15.95 In Stock
That Rory Block is an astonishingly capable blues artist has been evident for many years, but with this tribute to the legendary Eddie J. "Son" House Jr., her cache is elevated even further. The shifty and slinky flexible slide work of House, and his preachy, shout chorus style vocalizing is perfectly exemplified on his tunes by Block. What is wondrous is that Block loses nothing of her personal sound and identity, as if she is mystically channeling the acoustic blues icon through some higher powered means. Block's pure and simple solo persona is electrified through many of House's classic tunes and some well chosen others, and she does them all proud.

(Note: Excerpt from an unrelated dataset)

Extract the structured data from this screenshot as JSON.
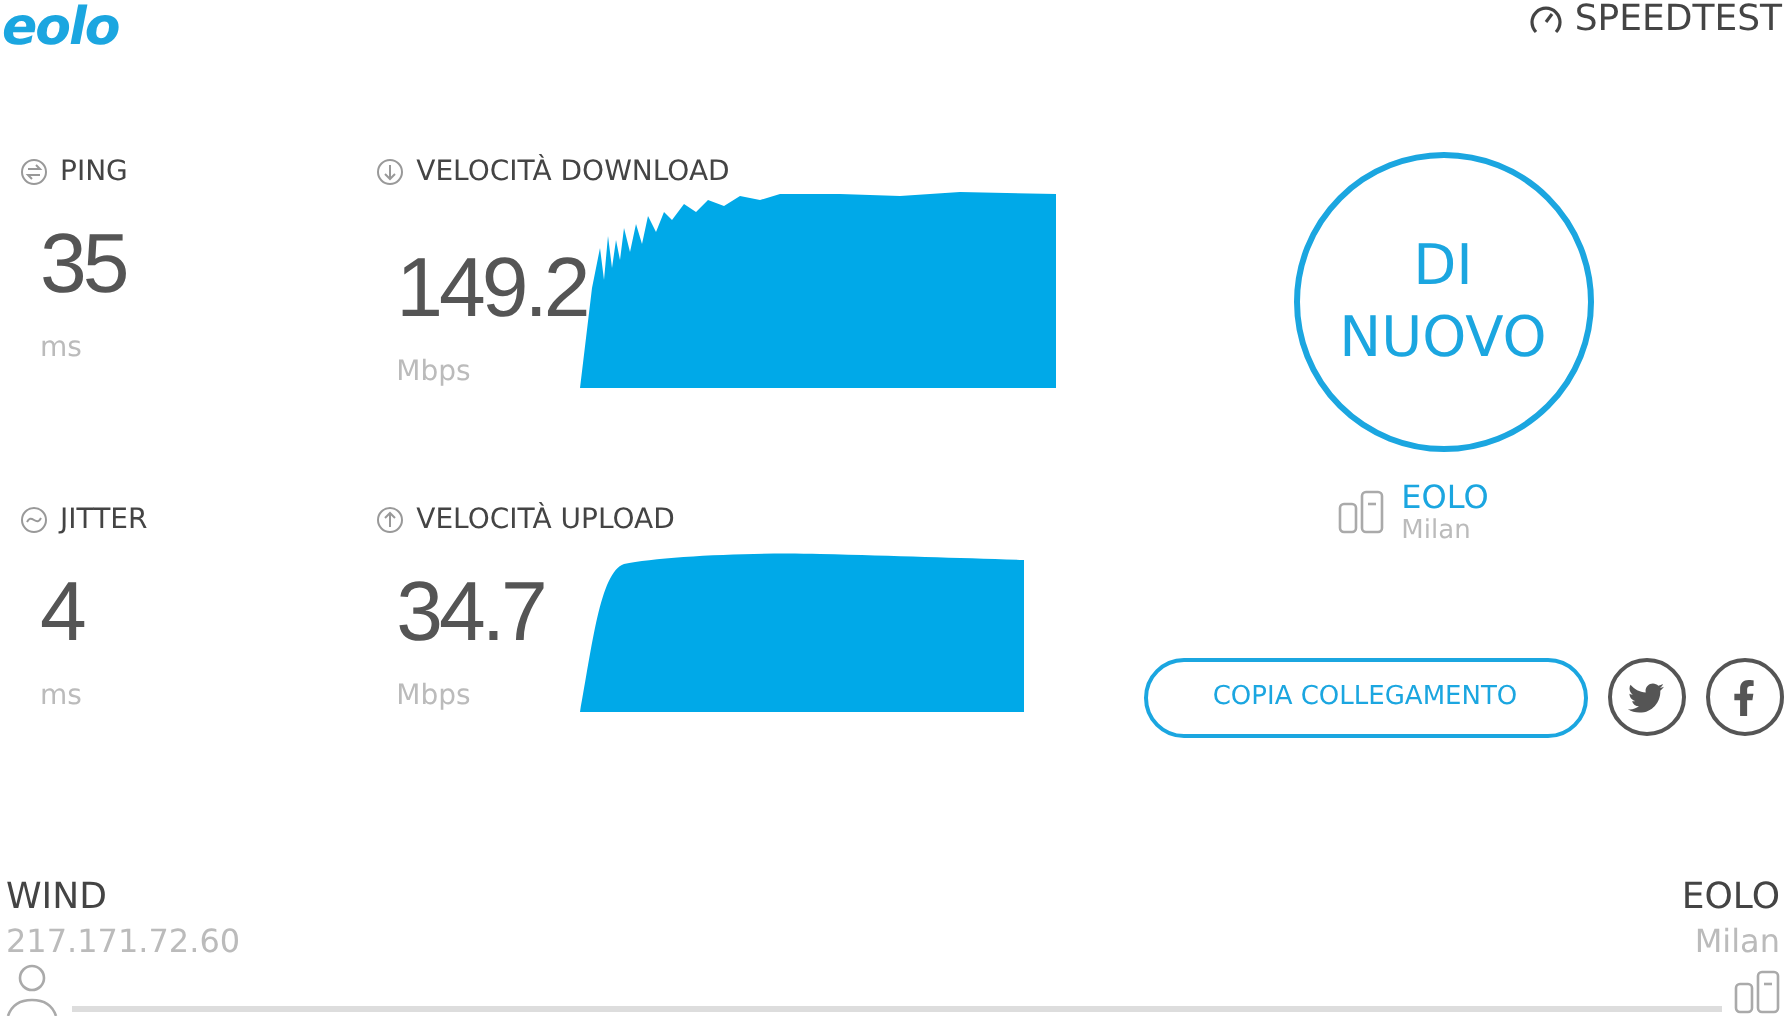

Everyone will enjoy and appreciate her spot-on take of "Death Letter," 12-bar train inspired "Depot Blues" featuring her immaculate slide guitar work, and the inspired devices, phrasings, and fervent singing on the energetic "Preachin' Blues." "Grinnin' in Your Face" is perhaps the most beloved tune of Son House, the tale of two-faced, untrustworthy people she sings with a slight echo or reverb in her voice that is truly haunting. Tales of a bad luck lover on "Jinx Blues" is as deep and personal as authentic blues gets, while the back porch moanin' "Low Down Dirty Dog Blues" echoes the pre-Howlin' Wolf style House founded. Listeners need to be advised that Rory Block is not photocopying these songs as much as she is assimilating them with her own voice, but in the pure and unique original voicings Son House invented. The loping "Country Farm Blues" and signature tune "Shetland Pony Blues" show the extreme passion and depth Block feels in this music. There are asides away from the guitar/vocal approach, as overdubbed vocals on "Dry Spell Blues," the more folksy "I Want to Go Home on the Morning Train," or an occasional harmonica insert by John Sebastian add a little variety. A most highly recommended recording that easily stands next to her previously recorded tribute to Robert Johnson, Blues Walkin' Like a Man ranks among Rory Block's very best efforts in her long, satisfying career, and is a welcome reminder of how a handful artists like Son House truly revolutionized American music.
|Label:||Stony Plain Music|